Researchers out of York University’s Faculty of Health have confirmed a new form of visual spatial attention that behaves like an “eye in the palm of your hand.”

The research project, which took more than two years to complete, shows that vision is enhanced in the region of space around the hand when the eyes are focused elsewhere.

photo of York University Doctoral student Carolyn Perry

Doctoral student Carolyn Perry led a research project at York U that confirms a new form of visual spatial attention

“If we don’t want to hit our thumb with a hammer, then we keep our eye on it,” said Mazyar Fallah, associate dean of research and innovation at York. “But when driving a car and shifting gears, we can still accurately grab the gear shift … without looking directly at it.

“We’ve evolved the ability to look in one place and reach for something somewhere else.”

Doctoral student Carolyn Perry led the project and conducted the research in Fallah’s lab. Other contributors included Associate Professor Lauren E. Sergio and J. Douglas Crawford.
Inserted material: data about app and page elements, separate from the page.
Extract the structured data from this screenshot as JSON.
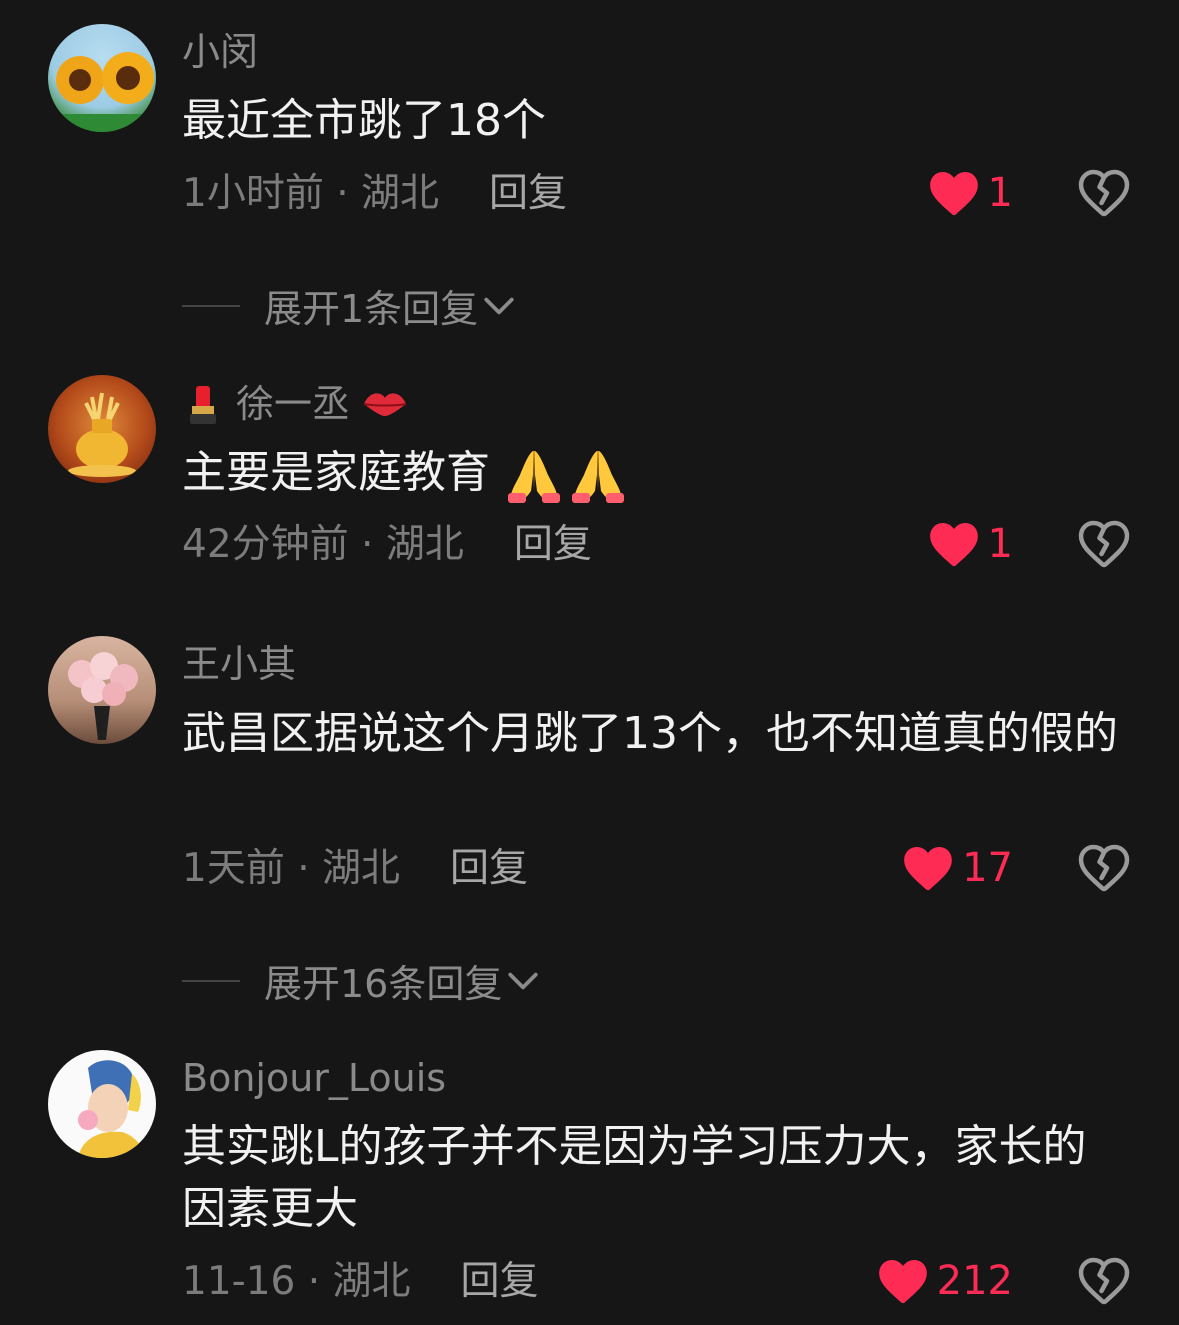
{
  "comments": [
    {
      "username": "小闵",
      "text": "最近全市跳了18个",
      "time_location": "1小时前 · 湖北",
      "reply_label": "回复",
      "likes": "1"
    },
    {
      "username": "徐一丞",
      "text": "主要是家庭教育",
      "time_location": "42分钟前 · 湖北",
      "reply_label": "回复",
      "likes": "1"
    },
    {
      "username": "王小其",
      "text": "武昌区据说这个月跳了13个，也不知道真的假的",
      "time_location": "1天前 · 湖北",
      "reply_label": "回复",
      "likes": "17"
    },
    {
      "username": "Bonjour_Louis",
      "text": "其实跳L的孩子并不是因为学习压力大，家长的因素更大",
      "time_location": "11-16 · 湖北",
      "reply_label": "回复",
      "likes": "212"
    }
  ],
  "expand_replies": [
    {
      "label": "展开1条回复"
    },
    {
      "label": "展开16条回复"
    }
  ],
  "colors": {
    "background": "#161616",
    "like_red": "#fe2c55",
    "text_primary": "#f1f1f1",
    "text_secondary": "#8a8a8a"
  },
  "icons": {
    "like": "heart-icon",
    "dislike": "broken-heart-icon",
    "expand": "chevron-down-icon",
    "username_decor_left": "lipstick-emoji",
    "username_decor_right": "kiss-mark-emoji",
    "text_emoji": "folded-hands-emoji"
  }
}
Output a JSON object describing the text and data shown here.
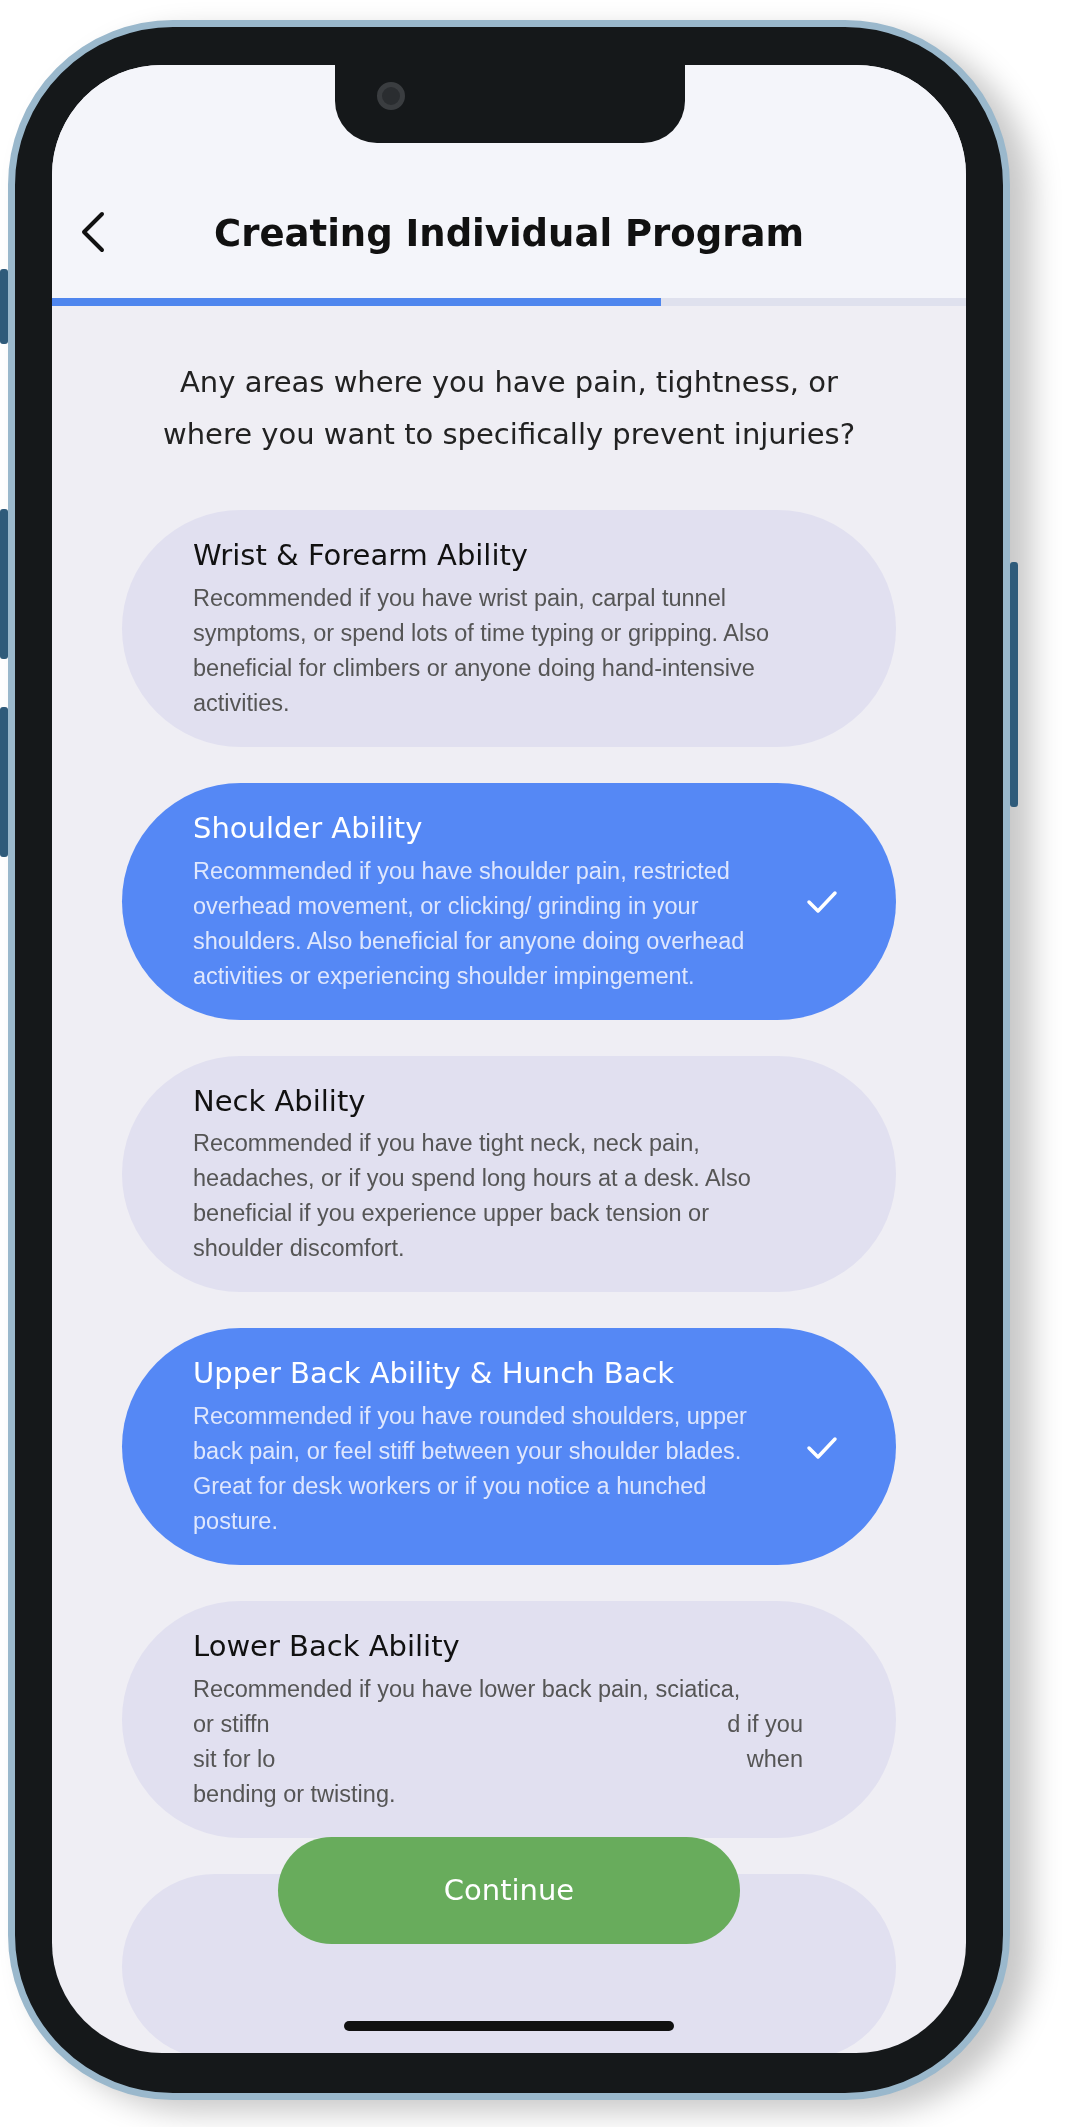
{
  "header": {
    "title": "Creating Individual Program"
  },
  "progress": {
    "level": 0.666
  },
  "question": "Any areas where you have pain, tightness, or where you want to specifically prevent injuries?",
  "options": [
    {
      "kind": "option",
      "title": "Wrist & Forearm Ability",
      "description": "Recommended if you have wrist pain, carpal tunnel symptoms, or spend lots of time typing or gripping. Also beneficial for climbers or anyone doing hand-intensive activities.",
      "selected": false
    },
    {
      "kind": "option",
      "title": "Shoulder Ability",
      "description": "Recommended if you have shoulder pain, restricted overhead movement, or clicking/ grinding in your shoulders. Also beneficial for anyone doing overhead activities or experiencing shoulder impingement.",
      "selected": true
    },
    {
      "kind": "option",
      "title": "Neck Ability",
      "description": "Recommended if you have tight neck, neck pain, headaches, or if you spend long hours at a desk. Also beneficial if you experience upper back tension or shoulder discomfort.",
      "selected": false
    },
    {
      "kind": "option",
      "title": "Upper Back Ability & Hunch Back",
      "description": "Recommended if you have rounded shoulders, upper back pain, or feel stiff between your shoulder blades. Great for desk workers or if you notice a hunched posture.",
      "selected": true
    },
    {
      "kind": "covered",
      "title": "Lower Back Ability",
      "description_lines": [
        [
          "Recommended if you have lower back pain, sciatica,"
        ],
        [
          "or stiffn",
          "d if you"
        ],
        [
          "sit for lo",
          "when"
        ],
        [
          "bending or twisting."
        ]
      ],
      "selected": false
    }
  ],
  "continue_button": "Continue"
}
Findings of the study confirm that the mechanisms behind eye-related attention and hand-related attention work very differently, said Fallah.

“Normally, attention from the eyes is equivalent to shining a light on whatever you are looking at. It makes it brighter,” he said. “But hand attention brings things into a sharper focus.”
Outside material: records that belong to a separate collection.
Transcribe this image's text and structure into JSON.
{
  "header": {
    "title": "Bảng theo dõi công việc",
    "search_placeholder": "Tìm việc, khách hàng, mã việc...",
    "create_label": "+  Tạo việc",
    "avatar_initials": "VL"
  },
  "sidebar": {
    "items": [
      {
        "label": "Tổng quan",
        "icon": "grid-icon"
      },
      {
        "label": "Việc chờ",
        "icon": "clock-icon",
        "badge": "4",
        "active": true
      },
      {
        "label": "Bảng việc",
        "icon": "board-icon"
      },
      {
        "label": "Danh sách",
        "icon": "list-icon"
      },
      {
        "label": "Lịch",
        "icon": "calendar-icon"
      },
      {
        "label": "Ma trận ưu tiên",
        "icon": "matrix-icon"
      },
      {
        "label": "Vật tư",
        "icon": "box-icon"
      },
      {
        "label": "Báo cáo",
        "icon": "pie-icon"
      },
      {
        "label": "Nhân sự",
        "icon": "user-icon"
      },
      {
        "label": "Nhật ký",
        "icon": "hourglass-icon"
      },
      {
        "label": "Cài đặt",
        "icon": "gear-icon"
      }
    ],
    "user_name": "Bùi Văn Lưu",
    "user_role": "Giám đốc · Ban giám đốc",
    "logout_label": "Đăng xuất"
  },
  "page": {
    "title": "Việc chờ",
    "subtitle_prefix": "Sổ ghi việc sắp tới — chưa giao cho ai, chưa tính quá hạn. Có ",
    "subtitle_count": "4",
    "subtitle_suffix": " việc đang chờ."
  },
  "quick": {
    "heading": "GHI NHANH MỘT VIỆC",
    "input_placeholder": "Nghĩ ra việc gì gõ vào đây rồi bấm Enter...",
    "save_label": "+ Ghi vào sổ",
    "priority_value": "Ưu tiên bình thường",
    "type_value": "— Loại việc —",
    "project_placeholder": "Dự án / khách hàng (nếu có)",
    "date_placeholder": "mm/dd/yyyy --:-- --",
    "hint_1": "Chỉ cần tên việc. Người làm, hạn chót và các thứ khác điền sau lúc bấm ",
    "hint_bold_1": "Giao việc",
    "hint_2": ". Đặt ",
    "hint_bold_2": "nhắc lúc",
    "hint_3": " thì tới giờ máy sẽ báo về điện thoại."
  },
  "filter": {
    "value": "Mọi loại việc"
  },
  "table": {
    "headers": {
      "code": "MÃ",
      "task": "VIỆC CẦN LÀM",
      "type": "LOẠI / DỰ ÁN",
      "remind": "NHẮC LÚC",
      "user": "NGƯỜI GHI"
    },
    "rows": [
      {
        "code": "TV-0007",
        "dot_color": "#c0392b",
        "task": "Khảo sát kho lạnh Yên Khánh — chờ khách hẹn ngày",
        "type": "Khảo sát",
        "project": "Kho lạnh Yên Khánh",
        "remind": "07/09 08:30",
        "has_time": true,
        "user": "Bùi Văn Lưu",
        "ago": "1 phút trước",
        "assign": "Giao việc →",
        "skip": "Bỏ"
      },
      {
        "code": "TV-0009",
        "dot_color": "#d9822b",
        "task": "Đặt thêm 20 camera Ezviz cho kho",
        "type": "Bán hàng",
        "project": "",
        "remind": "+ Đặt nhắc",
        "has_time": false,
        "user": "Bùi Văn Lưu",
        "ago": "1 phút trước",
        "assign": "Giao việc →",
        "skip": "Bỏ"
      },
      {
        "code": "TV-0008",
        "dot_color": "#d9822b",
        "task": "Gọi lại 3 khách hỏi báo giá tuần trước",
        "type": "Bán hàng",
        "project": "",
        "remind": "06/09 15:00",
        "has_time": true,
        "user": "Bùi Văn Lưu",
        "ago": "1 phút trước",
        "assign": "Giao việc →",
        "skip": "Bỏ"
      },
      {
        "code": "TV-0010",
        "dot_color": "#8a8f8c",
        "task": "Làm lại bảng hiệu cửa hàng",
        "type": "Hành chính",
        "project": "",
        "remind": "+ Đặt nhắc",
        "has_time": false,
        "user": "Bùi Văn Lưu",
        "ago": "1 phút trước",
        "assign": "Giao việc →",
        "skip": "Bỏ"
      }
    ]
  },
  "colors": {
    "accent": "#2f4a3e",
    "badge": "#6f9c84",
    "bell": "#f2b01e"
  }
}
Perry’s research specifically shows that orientation selectivity improves when the hand is near an object that you are not looking at. This means that when you want to grab the handle on a mug, a tool, a gearshift or a bar, for instance, the visual system processes it more accurately when your hand is close to the object than it would in the periphery.
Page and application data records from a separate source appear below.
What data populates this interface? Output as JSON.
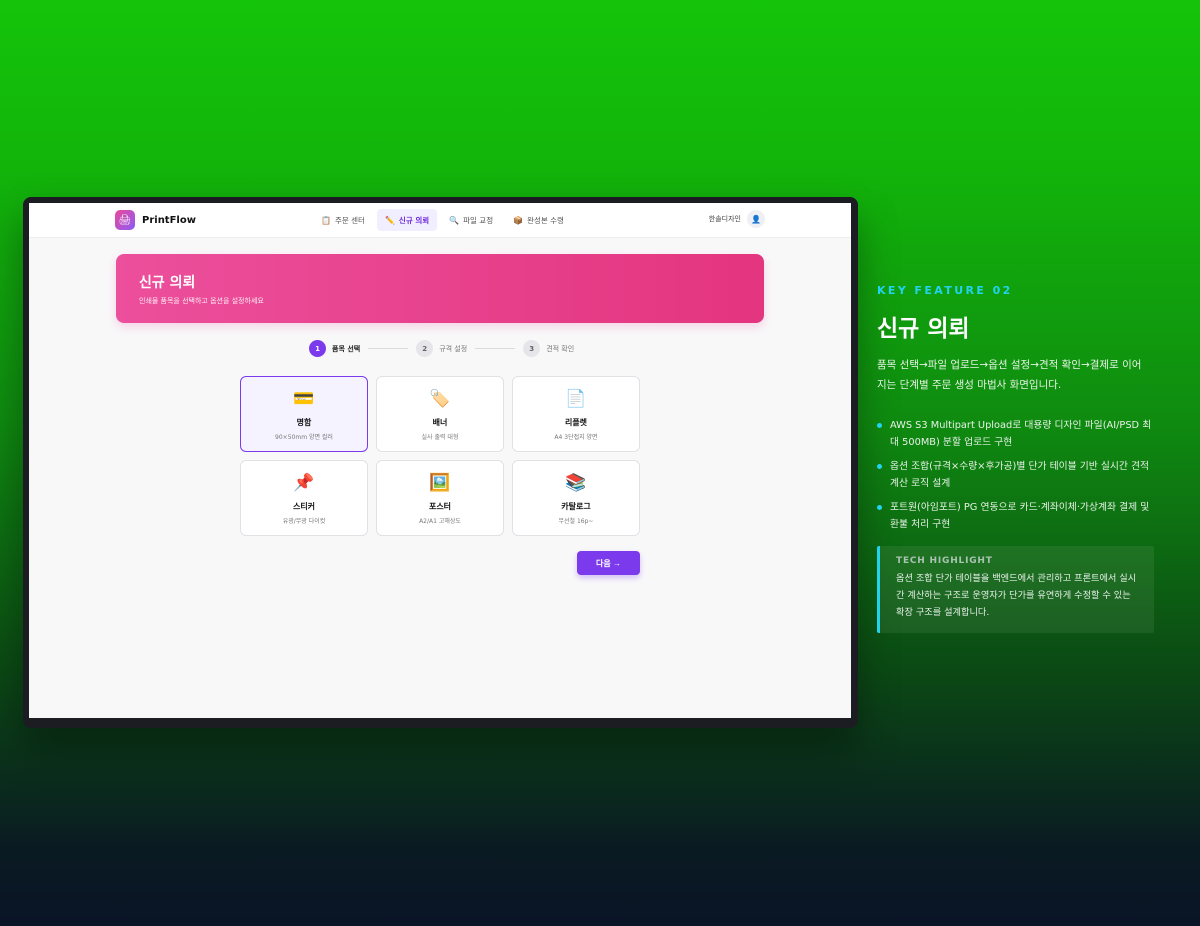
{
  "app": {
    "brand": "PrintFlow",
    "nav": [
      {
        "icon": "📋",
        "label": "주문 센터"
      },
      {
        "icon": "✏️",
        "label": "신규 의뢰"
      },
      {
        "icon": "🔍",
        "label": "파일 교정"
      },
      {
        "icon": "📦",
        "label": "완성본 수령"
      }
    ],
    "user": {
      "name": "한솔디자인",
      "avatar_icon": "👤"
    },
    "hero": {
      "title": "신규 의뢰",
      "subtitle": "인쇄물 품목을 선택하고 옵션을 설정하세요"
    },
    "steps": [
      {
        "num": "1",
        "label": "품목 선택"
      },
      {
        "num": "2",
        "label": "규격 설정"
      },
      {
        "num": "3",
        "label": "견적 확인"
      }
    ],
    "products": [
      {
        "icon": "💳",
        "title": "명함",
        "sub": "90×50mm 양면 컬러"
      },
      {
        "icon": "🏷️",
        "title": "배너",
        "sub": "실사 출력 대형"
      },
      {
        "icon": "📄",
        "title": "리플렛",
        "sub": "A4 3단접지 양면"
      },
      {
        "icon": "📌",
        "title": "스티커",
        "sub": "유광/무광 다이컷"
      },
      {
        "icon": "🖼️",
        "title": "포스터",
        "sub": "A2/A1 고해상도"
      },
      {
        "icon": "📚",
        "title": "카탈로그",
        "sub": "무선철 16p~"
      }
    ],
    "next_label": "다음 →"
  },
  "feature": {
    "label": "KEY FEATURE 02",
    "title": "신규 의뢰",
    "description": "품목 선택→파일 업로드→옵션 설정→견적 확인→결제로 이어지는 단계별 주문 생성 마법사 화면입니다.",
    "bullets": [
      "AWS S3 Multipart Upload로 대용량 디자인 파일(AI/PSD 최대 500MB) 분할 업로드 구현",
      "옵션 조합(규격×수량×후가공)별 단가 테이블 기반 실시간 견적 계산 로직 설계",
      "포트원(아임포트) PG 연동으로 카드·계좌이체·가상계좌 결제 및 환불 처리 구현"
    ],
    "tech_label": "TECH HIGHLIGHT",
    "tech_text": "옵션 조합 단가 테이블을 백엔드에서 관리하고 프론트에서 실시간 계산하는 구조로 운영자가 단가를 유연하게 수정할 수 있는 확장 구조를 설계합니다."
  },
  "colors": {
    "accent": "#7c3aed",
    "hero": "#e4357f",
    "feature_accent": "#22d3ee"
  }
}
Hand attention is a function, Fallah said, that requires real-time processing; this is what makes it possible to successfully grasp objects in different orientations without looking at them. The hand effectively changes the way it rotates to match the orientation of the object it is reaching for.

Perry’s findings have been published in the Journal of Neurophysiology, and could offer valuable insight in other areas of research, such as distracted driving with respect to hand-held devices, and rehabilitation of stroke patients.

She has received funding from NSERC Alexander Graham Bell Canadian Graduate Scholarships at the master's (CGS-M) and PhD (CGS-D3) levels, an Ontario Graduate Scholarship at the PhD level and the Susan Mann Dissertation Scholarship.

The research will continue over the next year, and will explore what the specific signal is that enhances the special attention around the hand. Part of the process will be to cover the view of the hand to determine whether having the hand in sight is needed to improve hand attention.